Fast-food restaurants are clustered around schools, particularly high schools and those in low-income neighborhoods,24–26 and availability around schools has been associated with higher consumption and weight.27 Indeed, policies that limit the spatial presence of fast food restaurants around schools have been suggested28 and, in fact, bans on fast-food outlets were implemented more broadly in some cities.29
Fast-food advertising on television is the most frequently seen category of food-related product advertisements by children and teens, exposure has trended upwards substantially,30 and greater exposure has been associated with higher frequency of consumption and higher body weight.31, 32 Further, research shows significant differences by race in exposure to fast-food advertising across brands.33 Indeed, this study found additional fat intake from fast-food consumption was twice as large among black compared to white adolescents which was similarly observed in a study by Schmidt et al.9 Only two fast-food companies are members of the self-regulatory Children’s Food and Beverage Advertising Initiative (CFBAI) and despite this initiative the poor nutritional content of fast-food advertising has been well-documented.34 Further consideration should be given to improve the initiative’s nutritional guidelines and apply it to teens.
Overall, the higher caloric and SSB intake and poorer nutrient intake found associated with consuming from restaurants suggest that public policies that aim to reduce restaurant consumption such as increasing the relative costs of these purchases, limiting access through zoning, particularly around schools, limiting portion sizes, and limiting exposure to marketing deserve serious consideration. At the same time, regulatory35, 36 and voluntary37, 38 policies that aim to set standards for the nutritional content of meals obtained from restaurants are increasingly being implemented and continued efforts are needed to improve and promote healthy food options in restaurants.
We gratefully acknowledge research support from the National Cancer Institute (1R01CA138456-01A1) and the Center for Disease Control (11IPA1102973). The content is solely the responsibility of the authors and does not necessarily represent the official views of the National Institutes of Health or the Center for Disease Control. Dr. Powell had full access to all of the data in the study and takes responsibility for the integrity of the data and the accuracy of the data analysis.
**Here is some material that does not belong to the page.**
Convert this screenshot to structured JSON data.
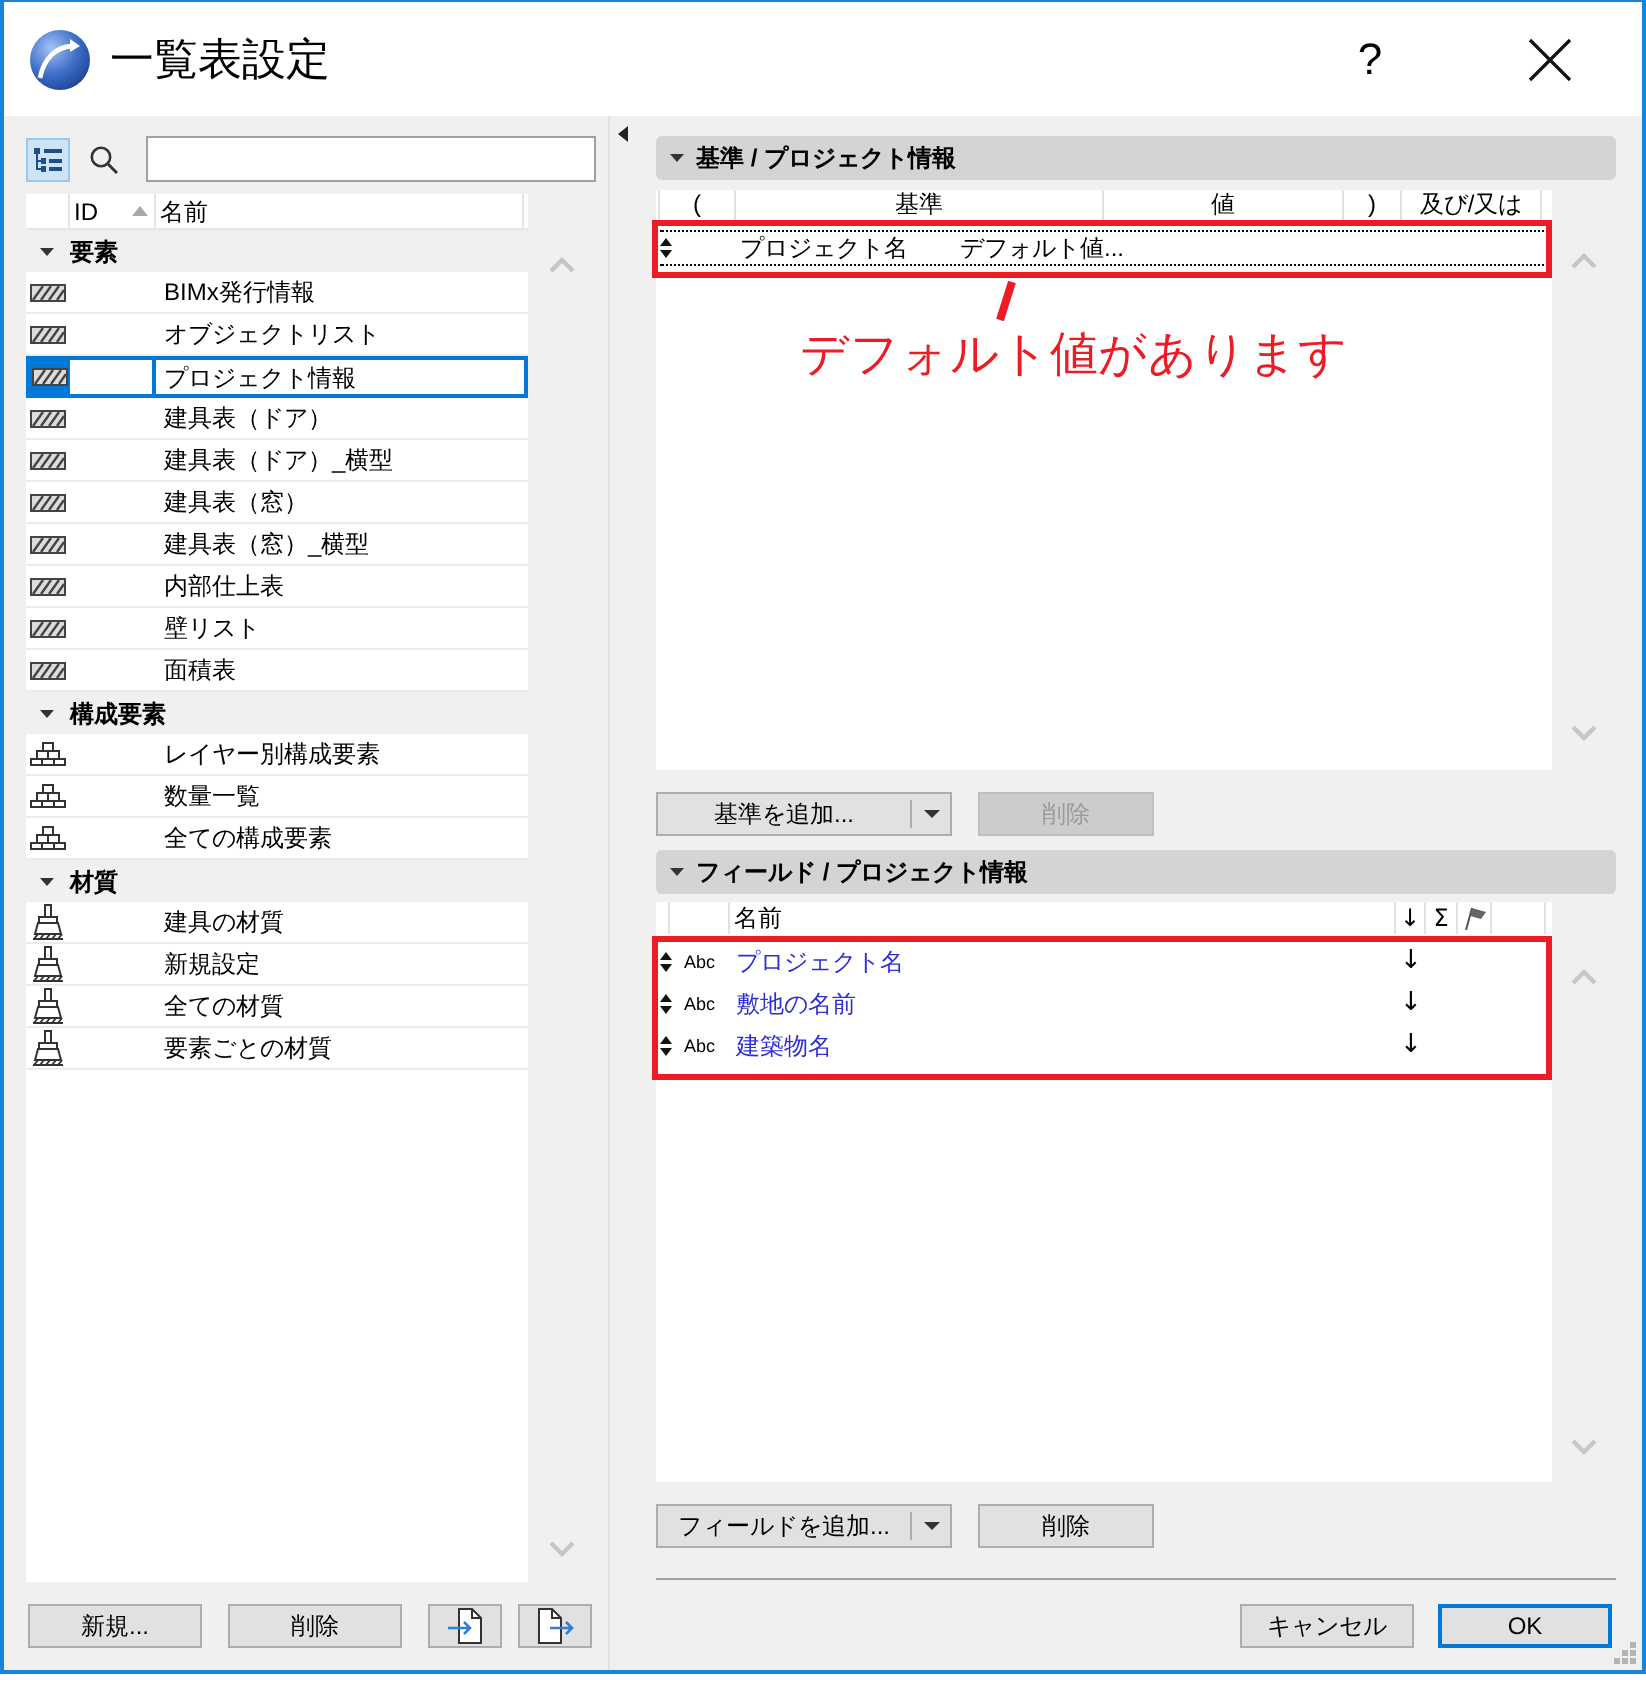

The authors of this paper have no conflicts of interest.
Lisa M. Powell, Institute for Health Research and Policy, University of Illinois at Chicago.
Binh T. Nguyen, Department of Economics, University of Illinois at Chicago.